__Work instructions__
The result should be an exact copy of the entries that follow, with no pictures included.

(Stored data entries)
★ ★ ★ ★ ★

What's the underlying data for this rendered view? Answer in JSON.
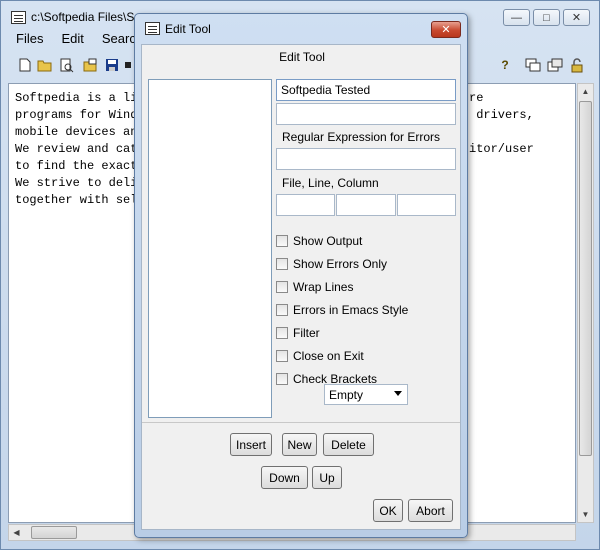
{
  "main_window": {
    "title": "c:\\Softpedia Files\\So",
    "controls": {
      "minimize": "—",
      "maximize": "□",
      "close": "✕"
    },
    "menu": [
      "Files",
      "Edit",
      "Search"
    ],
    "toolbar_icons": [
      "new-file-icon",
      "open-folder-icon",
      "print-preview-icon",
      "open-recent-icon",
      "save-icon",
      "small-square-icon",
      "help-icon",
      "windows-icon",
      "window-restore-icon",
      "lock-icon"
    ],
    "editor_lines": [
      "Softpedia is a li",
      "programs for Wind",
      "mobile devices an",
      "We review and cat",
      "to find the exact",
      "We strive to deli",
      "together with sel"
    ],
    "editor_lines_right": [
      "re",
      " drivers,",
      "",
      "itor/user",
      "",
      "",
      ""
    ]
  },
  "dialog": {
    "title": "Edit Tool",
    "close_label": "✕",
    "heading": "Edit Tool",
    "name_value": "Softpedia Tested",
    "second_field_value": "",
    "regex_label": "Regular Expression for Errors",
    "regex_value": "",
    "flc_label": "File, Line, Column",
    "checkboxes": [
      {
        "label": "Show Output",
        "checked": false
      },
      {
        "label": "Show Errors Only",
        "checked": false
      },
      {
        "label": "Wrap Lines",
        "checked": false
      },
      {
        "label": "Errors in Emacs Style",
        "checked": false
      },
      {
        "label": "Filter",
        "checked": false
      },
      {
        "label": "Close on Exit",
        "checked": false
      },
      {
        "label": "Check Brackets",
        "checked": false
      }
    ],
    "dropdown_value": "Empty",
    "buttons": {
      "insert": "Insert",
      "new": "New",
      "delete": "Delete",
      "down": "Down",
      "up": "Up",
      "ok": "OK",
      "abort": "Abort"
    }
  }
}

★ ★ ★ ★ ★

__Output of the task__
What's the underlying data for this rendered view? Answer in JSON.
{
  "main_window": {
    "title": "c:\\Softpedia Files\\So",
    "controls": {
      "minimize": "—",
      "maximize": "□",
      "close": "✕"
    },
    "menu": [
      "Files",
      "Edit",
      "Search"
    ],
    "toolbar_icons": [
      "new-file-icon",
      "open-folder-icon",
      "print-preview-icon",
      "open-recent-icon",
      "save-icon",
      "small-square-icon",
      "help-icon",
      "windows-icon",
      "window-restore-icon",
      "lock-icon"
    ],
    "editor_lines": [
      "Softpedia is a li",
      "programs for Wind",
      "mobile devices an",
      "We review and cat",
      "to find the exact",
      "We strive to deli",
      "together with sel"
    ],
    "editor_lines_right": [
      "re",
      " drivers,",
      "",
      "itor/user",
      "",
      "",
      ""
    ]
  },
  "dialog": {
    "title": "Edit Tool",
    "close_label": "✕",
    "heading": "Edit Tool",
    "name_value": "Softpedia Tested",
    "second_field_value": "",
    "regex_label": "Regular Expression for Errors",
    "regex_value": "",
    "flc_label": "File, Line, Column",
    "checkboxes": [
      {
        "label": "Show Output",
        "checked": false
      },
      {
        "label": "Show Errors Only",
        "checked": false
      },
      {
        "label": "Wrap Lines",
        "checked": false
      },
      {
        "label": "Errors in Emacs Style",
        "checked": false
      },
      {
        "label": "Filter",
        "checked": false
      },
      {
        "label": "Close on Exit",
        "checked": false
      },
      {
        "label": "Check Brackets",
        "checked": false
      }
    ],
    "dropdown_value": "Empty",
    "buttons": {
      "insert": "Insert",
      "new": "New",
      "delete": "Delete",
      "down": "Down",
      "up": "Up",
      "ok": "OK",
      "abort": "Abort"
    }
  }
}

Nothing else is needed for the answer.